The elegance of a female figure is projected when she wears a sari as opposed to any other dress. The origin of the sari goes back to an ancient Indus Valley Civilisation in Pakistan and the Northwest of India. The dress evolved from a three-piece ensemble comprising the lower garment, the tail end worn over the shoulder, and a blouse covering the chest. This is recorded in the 6th century B.C. Subsequently, the lower garment and the veil merged to form single apparel called the sari.
The sari, therefore, being one of the oldest forms of women’s attire, dating back to 5000 years, is draped in different styles in various regions of Asia. Likewise, osariya is well known in Sri Lanka as the Kandyan sari, which has its unique style of draping and is often considered as the national dress in Sri Lanka, particularly among the Kandyan women. In India the draping of the sari is wide and varied according to many styles dependent on the area one lives in .For example, the most popular style is known as the Bengali styles of Nivi and Kappulu arrangement, which is common in Andhra Pradesh. Mekhela drape comes from Assam, Nauvari drape from Maharashtra, Mohini attam drape from Kerala, Seedha Pallu drape in Gujarat, Uttar Pradesh and Odisha and Surguja drape in Chhattisgarh.
The Osariya worn by Sri Lankan women originated from fashions in South India. It is believed to have had an influence on Nayakkar Kings who were the rulers of Kandyan Kingdom between 1739 and 1815, prior to the arrival of the British rule. What makes the Osariya divergent from other styles of sari draping in India is its additional elaborate frill at the side of the waist, which is called the ‘Odokkuwa’ and the frilled boards of the shoulder, which is commonly known as the ‘ Osari Pota’.
The length of a sari drape varies from five to nine yards in length and two to four feet in breadth and is typically enfolded around the waist, with one end arranged over the shoulder, baring the midriff. A woman’s navel has always been symbolic feature with her sensuality, and the sari does a perfect job in highlighting, it in a subtle, yet sexy way to create a sensuous look. Hipster style is ideal for slimmer shapely women with a deep round navel, while their hips ripple when they walk! Such women may be able send onlookers aghast as opposed to some women, who do not have a faintest sense of their figure, with a pot belly (no offence intended) wearing hipster sari for the sake of being fashionable, influenced by the ‘sexy chicks’ who expose their belly buttons and midriffs, a few inches below the navel!

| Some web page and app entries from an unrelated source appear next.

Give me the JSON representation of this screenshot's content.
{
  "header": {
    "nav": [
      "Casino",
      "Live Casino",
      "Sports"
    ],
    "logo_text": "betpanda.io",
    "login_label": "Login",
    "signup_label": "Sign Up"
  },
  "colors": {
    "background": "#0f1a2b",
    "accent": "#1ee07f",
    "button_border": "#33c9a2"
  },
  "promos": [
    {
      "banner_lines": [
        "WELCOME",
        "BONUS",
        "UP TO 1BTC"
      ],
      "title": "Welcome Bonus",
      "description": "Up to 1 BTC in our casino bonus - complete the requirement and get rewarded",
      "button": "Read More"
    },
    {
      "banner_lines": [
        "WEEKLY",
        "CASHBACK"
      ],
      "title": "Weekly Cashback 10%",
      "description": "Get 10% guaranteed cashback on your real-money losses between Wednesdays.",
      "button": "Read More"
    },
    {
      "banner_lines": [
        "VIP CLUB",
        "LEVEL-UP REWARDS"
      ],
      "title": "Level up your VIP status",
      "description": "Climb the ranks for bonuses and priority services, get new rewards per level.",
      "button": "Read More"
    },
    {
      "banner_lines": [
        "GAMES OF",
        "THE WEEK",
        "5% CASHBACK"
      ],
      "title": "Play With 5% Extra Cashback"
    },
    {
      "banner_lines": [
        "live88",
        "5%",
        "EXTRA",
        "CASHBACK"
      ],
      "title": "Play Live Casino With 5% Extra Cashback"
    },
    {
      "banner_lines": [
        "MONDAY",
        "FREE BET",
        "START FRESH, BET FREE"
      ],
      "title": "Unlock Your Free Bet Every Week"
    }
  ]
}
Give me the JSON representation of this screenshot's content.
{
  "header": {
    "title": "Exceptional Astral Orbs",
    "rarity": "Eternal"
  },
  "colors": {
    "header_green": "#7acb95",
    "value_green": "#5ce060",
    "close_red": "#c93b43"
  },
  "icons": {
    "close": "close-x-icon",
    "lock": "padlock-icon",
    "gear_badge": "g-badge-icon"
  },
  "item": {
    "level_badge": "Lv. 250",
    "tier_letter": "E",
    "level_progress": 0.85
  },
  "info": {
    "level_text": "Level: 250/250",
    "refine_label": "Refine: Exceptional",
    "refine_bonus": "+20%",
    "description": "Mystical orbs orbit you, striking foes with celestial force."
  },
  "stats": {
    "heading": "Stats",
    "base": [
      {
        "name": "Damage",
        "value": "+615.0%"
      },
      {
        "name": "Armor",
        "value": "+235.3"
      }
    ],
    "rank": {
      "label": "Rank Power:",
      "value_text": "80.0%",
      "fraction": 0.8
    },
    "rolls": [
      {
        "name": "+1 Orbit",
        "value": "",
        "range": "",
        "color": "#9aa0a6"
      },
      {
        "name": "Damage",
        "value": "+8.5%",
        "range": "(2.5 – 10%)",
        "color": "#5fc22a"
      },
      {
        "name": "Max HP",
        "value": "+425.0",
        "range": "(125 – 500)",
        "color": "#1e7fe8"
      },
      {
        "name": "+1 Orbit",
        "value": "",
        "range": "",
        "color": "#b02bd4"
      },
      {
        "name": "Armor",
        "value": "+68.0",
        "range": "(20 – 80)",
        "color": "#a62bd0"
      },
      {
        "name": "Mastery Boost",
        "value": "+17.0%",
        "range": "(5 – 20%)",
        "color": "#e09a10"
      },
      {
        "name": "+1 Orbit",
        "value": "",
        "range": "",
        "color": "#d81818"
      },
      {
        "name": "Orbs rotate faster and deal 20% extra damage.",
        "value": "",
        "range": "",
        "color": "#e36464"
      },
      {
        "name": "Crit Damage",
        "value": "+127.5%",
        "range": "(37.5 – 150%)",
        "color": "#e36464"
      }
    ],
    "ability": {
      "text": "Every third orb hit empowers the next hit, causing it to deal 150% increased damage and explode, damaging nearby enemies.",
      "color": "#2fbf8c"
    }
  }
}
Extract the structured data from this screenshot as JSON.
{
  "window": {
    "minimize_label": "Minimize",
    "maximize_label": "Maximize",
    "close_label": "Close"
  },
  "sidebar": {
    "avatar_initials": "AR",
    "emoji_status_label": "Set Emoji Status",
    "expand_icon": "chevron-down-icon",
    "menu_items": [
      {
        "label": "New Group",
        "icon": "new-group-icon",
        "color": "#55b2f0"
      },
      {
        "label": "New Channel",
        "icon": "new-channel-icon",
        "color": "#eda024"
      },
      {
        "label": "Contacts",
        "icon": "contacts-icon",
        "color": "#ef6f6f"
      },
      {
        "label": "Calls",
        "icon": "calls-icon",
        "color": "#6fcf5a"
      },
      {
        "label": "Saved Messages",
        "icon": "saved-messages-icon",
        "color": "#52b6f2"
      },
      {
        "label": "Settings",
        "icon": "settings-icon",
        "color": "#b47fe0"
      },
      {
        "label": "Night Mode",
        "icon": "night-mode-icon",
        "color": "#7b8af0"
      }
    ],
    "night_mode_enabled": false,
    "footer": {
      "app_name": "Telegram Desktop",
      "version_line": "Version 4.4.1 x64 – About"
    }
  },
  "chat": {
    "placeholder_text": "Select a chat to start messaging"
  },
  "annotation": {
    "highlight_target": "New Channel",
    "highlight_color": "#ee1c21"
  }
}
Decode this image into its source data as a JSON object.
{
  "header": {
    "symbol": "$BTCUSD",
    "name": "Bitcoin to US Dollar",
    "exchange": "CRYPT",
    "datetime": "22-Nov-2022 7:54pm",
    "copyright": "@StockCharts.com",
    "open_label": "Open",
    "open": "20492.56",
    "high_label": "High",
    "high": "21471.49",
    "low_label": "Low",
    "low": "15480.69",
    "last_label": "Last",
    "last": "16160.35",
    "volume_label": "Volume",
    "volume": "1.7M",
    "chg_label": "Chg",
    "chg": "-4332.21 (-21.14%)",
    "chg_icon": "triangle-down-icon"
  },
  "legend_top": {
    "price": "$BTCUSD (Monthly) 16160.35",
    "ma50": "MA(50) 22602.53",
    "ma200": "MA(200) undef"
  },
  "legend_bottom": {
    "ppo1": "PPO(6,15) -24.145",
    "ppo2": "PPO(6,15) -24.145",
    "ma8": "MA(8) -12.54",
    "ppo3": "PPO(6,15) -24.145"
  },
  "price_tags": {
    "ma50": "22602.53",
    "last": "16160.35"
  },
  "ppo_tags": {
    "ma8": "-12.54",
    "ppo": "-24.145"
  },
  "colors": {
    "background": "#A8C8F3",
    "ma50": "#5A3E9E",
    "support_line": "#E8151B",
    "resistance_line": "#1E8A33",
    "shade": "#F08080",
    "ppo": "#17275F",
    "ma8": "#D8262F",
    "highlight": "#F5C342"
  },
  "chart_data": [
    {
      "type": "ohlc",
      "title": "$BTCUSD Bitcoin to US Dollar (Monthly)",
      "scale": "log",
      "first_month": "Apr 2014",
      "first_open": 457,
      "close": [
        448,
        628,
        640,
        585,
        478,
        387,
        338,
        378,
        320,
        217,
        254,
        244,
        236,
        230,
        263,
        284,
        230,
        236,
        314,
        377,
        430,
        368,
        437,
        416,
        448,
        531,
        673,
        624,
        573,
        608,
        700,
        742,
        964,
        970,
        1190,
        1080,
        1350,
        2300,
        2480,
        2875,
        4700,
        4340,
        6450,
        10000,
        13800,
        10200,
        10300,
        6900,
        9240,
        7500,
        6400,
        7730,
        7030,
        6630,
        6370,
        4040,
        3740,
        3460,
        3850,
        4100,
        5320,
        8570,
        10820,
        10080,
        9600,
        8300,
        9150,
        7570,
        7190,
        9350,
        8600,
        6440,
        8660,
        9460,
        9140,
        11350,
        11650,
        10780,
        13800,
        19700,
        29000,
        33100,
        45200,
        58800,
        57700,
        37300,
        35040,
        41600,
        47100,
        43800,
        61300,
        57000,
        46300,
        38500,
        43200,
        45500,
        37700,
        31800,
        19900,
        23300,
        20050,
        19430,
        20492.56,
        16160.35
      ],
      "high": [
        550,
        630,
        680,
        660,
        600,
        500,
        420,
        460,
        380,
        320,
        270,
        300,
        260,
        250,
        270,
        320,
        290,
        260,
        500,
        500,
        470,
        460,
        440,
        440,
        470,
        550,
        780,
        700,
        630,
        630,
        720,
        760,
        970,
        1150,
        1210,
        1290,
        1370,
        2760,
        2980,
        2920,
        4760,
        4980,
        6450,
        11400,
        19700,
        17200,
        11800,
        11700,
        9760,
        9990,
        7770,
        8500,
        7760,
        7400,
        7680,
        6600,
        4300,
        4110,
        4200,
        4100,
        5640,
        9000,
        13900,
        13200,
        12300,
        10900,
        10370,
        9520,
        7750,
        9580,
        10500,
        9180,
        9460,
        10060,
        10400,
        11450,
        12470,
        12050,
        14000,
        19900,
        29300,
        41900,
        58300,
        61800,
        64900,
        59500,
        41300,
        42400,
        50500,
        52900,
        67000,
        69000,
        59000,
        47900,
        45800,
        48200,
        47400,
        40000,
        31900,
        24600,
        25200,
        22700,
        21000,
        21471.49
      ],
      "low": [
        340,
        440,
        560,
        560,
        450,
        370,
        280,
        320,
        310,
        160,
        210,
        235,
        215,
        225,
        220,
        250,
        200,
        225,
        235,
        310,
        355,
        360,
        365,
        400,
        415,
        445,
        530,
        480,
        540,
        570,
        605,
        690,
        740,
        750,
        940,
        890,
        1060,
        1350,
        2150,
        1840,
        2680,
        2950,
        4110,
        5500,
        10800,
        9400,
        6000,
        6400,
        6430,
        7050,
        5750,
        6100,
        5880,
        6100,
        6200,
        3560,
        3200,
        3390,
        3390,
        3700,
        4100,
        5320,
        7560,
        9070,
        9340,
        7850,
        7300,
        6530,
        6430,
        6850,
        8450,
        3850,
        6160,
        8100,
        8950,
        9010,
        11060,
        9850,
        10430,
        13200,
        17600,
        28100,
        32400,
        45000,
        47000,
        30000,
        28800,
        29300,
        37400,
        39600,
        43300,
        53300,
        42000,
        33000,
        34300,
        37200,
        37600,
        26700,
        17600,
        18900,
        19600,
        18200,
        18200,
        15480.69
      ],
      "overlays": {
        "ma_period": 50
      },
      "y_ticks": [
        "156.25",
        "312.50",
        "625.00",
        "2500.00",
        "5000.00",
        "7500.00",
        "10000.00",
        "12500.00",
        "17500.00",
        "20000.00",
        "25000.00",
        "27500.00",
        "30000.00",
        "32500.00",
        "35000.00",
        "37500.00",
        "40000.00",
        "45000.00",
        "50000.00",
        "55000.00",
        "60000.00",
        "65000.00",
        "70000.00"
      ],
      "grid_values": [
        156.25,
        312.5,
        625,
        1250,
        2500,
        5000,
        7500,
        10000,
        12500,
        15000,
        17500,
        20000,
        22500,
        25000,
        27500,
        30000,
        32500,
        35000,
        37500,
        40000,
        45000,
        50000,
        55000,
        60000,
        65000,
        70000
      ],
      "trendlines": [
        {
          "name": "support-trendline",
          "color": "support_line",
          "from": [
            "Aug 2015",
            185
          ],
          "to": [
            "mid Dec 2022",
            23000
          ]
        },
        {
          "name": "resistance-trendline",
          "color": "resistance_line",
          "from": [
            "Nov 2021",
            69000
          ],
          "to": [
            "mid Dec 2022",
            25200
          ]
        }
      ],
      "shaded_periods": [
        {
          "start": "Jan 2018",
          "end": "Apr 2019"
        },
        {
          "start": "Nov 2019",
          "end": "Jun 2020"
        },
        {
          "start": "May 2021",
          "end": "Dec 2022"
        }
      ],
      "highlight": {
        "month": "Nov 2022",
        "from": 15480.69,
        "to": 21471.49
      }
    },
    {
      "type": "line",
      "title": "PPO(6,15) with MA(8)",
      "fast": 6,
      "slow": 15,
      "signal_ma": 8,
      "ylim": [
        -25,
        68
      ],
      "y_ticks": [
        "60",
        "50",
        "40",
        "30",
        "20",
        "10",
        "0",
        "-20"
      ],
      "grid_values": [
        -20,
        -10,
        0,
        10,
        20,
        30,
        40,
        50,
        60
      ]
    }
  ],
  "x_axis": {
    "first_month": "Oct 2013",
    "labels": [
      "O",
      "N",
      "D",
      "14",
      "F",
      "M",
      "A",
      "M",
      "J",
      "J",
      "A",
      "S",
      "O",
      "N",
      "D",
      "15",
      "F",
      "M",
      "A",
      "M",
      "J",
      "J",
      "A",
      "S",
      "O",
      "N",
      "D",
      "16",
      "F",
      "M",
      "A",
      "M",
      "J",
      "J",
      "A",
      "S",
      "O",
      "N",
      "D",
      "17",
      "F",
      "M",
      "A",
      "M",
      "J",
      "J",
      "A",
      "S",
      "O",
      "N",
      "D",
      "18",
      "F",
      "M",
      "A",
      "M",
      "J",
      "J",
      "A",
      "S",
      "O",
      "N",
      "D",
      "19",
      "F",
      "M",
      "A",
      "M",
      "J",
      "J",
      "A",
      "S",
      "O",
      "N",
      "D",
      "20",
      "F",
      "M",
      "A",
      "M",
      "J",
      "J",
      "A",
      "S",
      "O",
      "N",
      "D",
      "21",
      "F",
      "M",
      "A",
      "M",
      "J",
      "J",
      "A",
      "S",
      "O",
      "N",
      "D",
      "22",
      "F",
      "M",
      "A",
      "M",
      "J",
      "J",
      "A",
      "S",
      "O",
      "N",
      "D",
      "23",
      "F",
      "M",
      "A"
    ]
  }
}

There are still a few women who adopt a style of their own to cover the entire midriff with the jacket material. There are many theories about the women’s dress code. The Government in Sri Lanka has made it compulsory for women officials in Government service to wear saris after the carnage on the Easter Sunday. There are many choices and fashions, when it comes to draping a sari that is personal to each woman. Some would like to wear deep neck and backless blouses, while others may feel wearing a backless blouse to an office is vulgar or indecent and sari blouses that expose an uplifted bustier and the deep cleavage, with the third button undone, is only appropriate in a frenzied social gathering!
However, the society has changed to such an extent that, currently many girls as well as middle-aged women don’t feel shy to flaunt their bodies, wear a hipster exposing their six-inch midriff in order exhibit the belly button (at times with a colourful stud) or their deep cleavage as fashion at parties and wedding ceremonies.
pic credit: Ceylon Today Newspaper- Google pics